The field of harmonic analysis is the branch of mathematics that studies the representation of signals or functions as the superposition of basic waves. The basic waves are called "harmonics", hence the name "harmonic analysis." In the past two centuries, it has become a vast subject with applications in areas as diverse as signal processing, quantum mechanics, and neuroscience.
Harmonic analysis has a long and rich history dating back to eighteenth century studies of the wave equation pioneered by Fourier. The succeeding 150 years saw a blossoming of Fourier analysis into a powerful set of tools, including the Fourier transform, in mathematical physics, engineering, applied partial differential equations, and pure mathematics. Because of its efficient numerical approximations, the Fourier transform forms the foundation for most image and signal processing algorithms. The 1930’s and 1940’s were a relatively quiet time for Fourier analysis, but, beginning in the 1950’s, the focus of Fourier analysis became singular integrals pioneered by Calderón and Zygmund. Singular integrals are mathematical objects that look infinite but when properly interpreted are finite and well behaved. These integrals form an important part of mathematical modeling of physical phenomena, such as heat conduction and wave motion; therefore, gaining understanding and establishing control of these integrals is of great importance.

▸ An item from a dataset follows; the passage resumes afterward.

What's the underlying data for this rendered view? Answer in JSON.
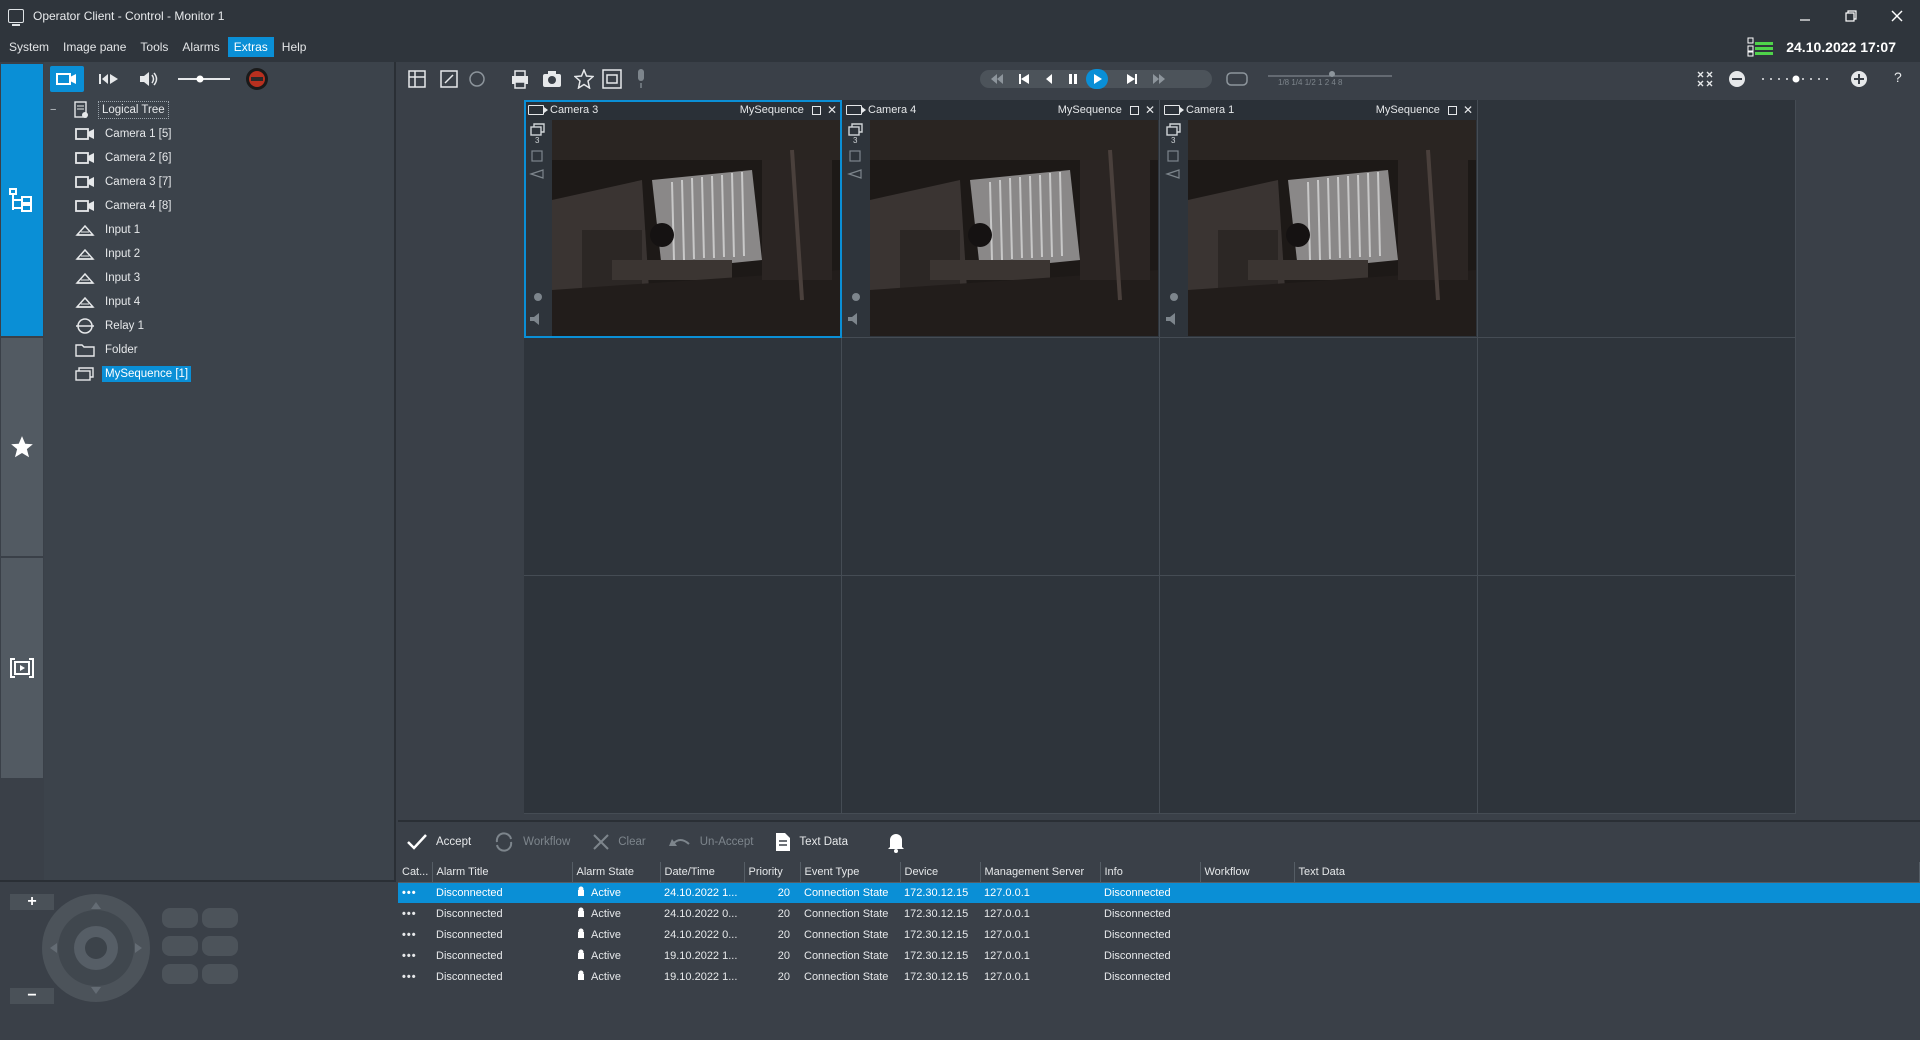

One of the major events in harmonic analysis in the 1980’s was the development of excellent tools in data compression called wavelets by Yves Meyer in 1985. The new theory of wavelets has given harmonic analysis a way to reinvent itself. Now we can design a Fourier analysis to fit a given problem. The image compression technique currently used by the U.S. Federal Bureau of Investigation to electronically store fingerprints is based on a wavelet algorithm. The compression ratios are on the order of 20:1, and only experts can tell the difference between the original image and the decompressed image. There are many more applications of wavelets. Current methods for restoring recordings of Johannes Brahms (playing his First Hungarian Dance on the piano, for example) and of Italian opera singer Enrico Caruso use wavelet signal processing algorithms.

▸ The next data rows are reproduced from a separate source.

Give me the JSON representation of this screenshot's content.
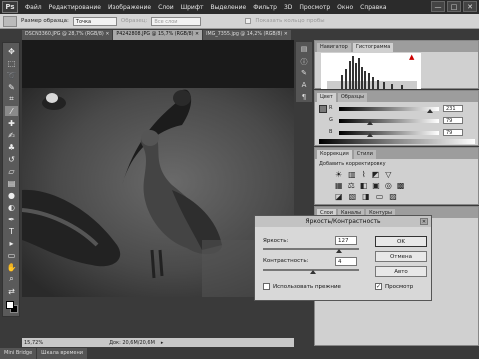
{
  "app": {
    "logo": "Ps",
    "menu": [
      "Файл",
      "Редактирование",
      "Изображение",
      "Слои",
      "Шрифт",
      "Выделение",
      "Фильтр",
      "3D",
      "Просмотр",
      "Окно",
      "Справка"
    ],
    "window_controls": [
      "—",
      "□",
      "✕"
    ]
  },
  "options": {
    "sample_size_label": "Размер образца:",
    "sample_size_value": "Точка",
    "sample_label": "Образец:",
    "sample_value": "Все слои",
    "show_ring_label": "Показать кольцо пробы"
  },
  "tabs": [
    {
      "label": "DSCN3360.JPG @ 28,7% (RGB/8) ✕",
      "active": false
    },
    {
      "label": "P4242808.JPG @ 15,7% (RGB/8) ✕",
      "active": true
    },
    {
      "label": "IMG_7355.jpg @ 14,2% (RGB/8) ✕",
      "active": false
    }
  ],
  "status": {
    "zoom": "15,72%",
    "doc": "Док: 20,6M/20,6M"
  },
  "bottom_tabs": [
    "Mini Bridge",
    "Шкала времени"
  ],
  "panels": {
    "navigator_tabs": [
      "Навигатор",
      "Гистограмма"
    ],
    "color_tabs": [
      "Цвет",
      "Образцы"
    ],
    "color": {
      "channels": [
        {
          "label": "R",
          "value": "231",
          "level": 0.905
        },
        {
          "label": "G",
          "value": "79",
          "level": 0.31
        },
        {
          "label": "B",
          "value": "79",
          "level": 0.31
        }
      ]
    },
    "adjust_tabs": [
      "Коррекция",
      "Стили"
    ],
    "adjust_title": "Добавить корректировку",
    "layers_tabs": [
      "Слои",
      "Каналы",
      "Контуры"
    ]
  },
  "dialog": {
    "title": "Яркость/Контрастность",
    "close": "✕",
    "brightness_label": "Яркость:",
    "brightness_value": "127",
    "brightness_level": 0.79,
    "contrast_label": "Контрастность:",
    "contrast_value": "4",
    "contrast_level": 0.52,
    "legacy_label": "Использовать прежние",
    "legacy_checked": false,
    "ok_label": "OK",
    "cancel_label": "Отмена",
    "auto_label": "Авто",
    "preview_label": "Просмотр",
    "preview_checked": true
  },
  "colors": {
    "foreground": "#ffffff",
    "background": "#000000"
  }
}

Harmonic analysis is usually taught at the graduate level. However, Professor Cheng and Professor Hughes are in the process of designing a textbook that enables undergraduates with only a linear algebra and calculus background, to be introduced to the concepts in harmonic analysis. I will be spending the summer helping them compile and type materials they need for their textbook. Last summer, I read the draft of the textbook and made comments. This summer I will address the comments I made and continue to help improve the textbook.